• Problem requirements:
In the data below, find every line that has the string "JSON", and copy it.

━━━━━━━━

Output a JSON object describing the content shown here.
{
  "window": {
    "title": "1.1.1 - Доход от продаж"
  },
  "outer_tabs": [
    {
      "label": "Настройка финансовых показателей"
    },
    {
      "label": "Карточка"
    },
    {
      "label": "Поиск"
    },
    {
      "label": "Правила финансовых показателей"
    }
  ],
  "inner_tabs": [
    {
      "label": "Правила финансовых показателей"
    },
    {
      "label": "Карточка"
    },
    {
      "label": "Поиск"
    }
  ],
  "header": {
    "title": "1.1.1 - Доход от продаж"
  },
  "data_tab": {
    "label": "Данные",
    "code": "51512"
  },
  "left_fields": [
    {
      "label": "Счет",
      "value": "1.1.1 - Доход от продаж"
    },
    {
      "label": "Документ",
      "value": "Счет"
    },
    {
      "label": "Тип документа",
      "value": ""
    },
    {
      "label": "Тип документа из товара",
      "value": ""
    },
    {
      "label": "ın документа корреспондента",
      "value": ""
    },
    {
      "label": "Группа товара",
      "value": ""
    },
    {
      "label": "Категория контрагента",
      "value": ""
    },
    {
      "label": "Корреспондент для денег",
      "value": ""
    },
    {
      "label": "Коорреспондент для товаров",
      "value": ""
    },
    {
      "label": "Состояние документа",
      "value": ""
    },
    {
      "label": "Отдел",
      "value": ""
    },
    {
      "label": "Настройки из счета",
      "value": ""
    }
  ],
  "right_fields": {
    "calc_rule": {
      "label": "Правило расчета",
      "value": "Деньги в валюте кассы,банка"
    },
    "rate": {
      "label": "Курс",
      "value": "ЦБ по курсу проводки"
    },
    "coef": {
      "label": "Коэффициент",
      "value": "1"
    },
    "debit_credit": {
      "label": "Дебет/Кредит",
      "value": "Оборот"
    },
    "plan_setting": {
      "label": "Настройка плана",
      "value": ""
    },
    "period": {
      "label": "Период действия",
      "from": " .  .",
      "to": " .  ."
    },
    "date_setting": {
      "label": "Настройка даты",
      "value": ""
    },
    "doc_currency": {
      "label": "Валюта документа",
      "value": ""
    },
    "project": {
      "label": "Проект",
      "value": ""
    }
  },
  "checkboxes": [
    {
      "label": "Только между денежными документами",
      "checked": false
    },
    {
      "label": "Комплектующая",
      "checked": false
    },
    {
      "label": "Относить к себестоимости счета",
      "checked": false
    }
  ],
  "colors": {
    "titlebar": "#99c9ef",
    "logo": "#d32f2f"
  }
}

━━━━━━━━

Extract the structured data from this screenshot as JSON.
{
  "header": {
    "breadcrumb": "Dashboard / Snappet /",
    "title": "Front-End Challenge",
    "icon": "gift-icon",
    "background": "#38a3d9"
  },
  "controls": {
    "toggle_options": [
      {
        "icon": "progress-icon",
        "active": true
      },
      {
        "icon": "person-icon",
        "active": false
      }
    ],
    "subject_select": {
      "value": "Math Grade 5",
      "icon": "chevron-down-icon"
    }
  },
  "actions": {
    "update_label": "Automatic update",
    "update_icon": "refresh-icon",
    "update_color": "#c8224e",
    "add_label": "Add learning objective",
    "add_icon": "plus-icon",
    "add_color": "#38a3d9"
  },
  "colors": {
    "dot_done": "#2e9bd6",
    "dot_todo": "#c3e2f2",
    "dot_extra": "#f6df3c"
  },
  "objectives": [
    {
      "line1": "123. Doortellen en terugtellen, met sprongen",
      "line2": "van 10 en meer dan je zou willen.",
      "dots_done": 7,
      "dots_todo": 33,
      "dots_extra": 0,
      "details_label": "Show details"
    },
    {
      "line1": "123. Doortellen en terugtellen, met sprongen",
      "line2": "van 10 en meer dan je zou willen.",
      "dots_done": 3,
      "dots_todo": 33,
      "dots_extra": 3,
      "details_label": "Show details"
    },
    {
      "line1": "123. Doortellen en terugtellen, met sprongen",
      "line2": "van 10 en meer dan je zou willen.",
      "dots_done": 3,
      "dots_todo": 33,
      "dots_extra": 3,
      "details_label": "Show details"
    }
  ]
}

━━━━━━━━

• Solved problem:
Output a JSON object describing the content shown here.
Extract the structured data from this screenshot as JSON.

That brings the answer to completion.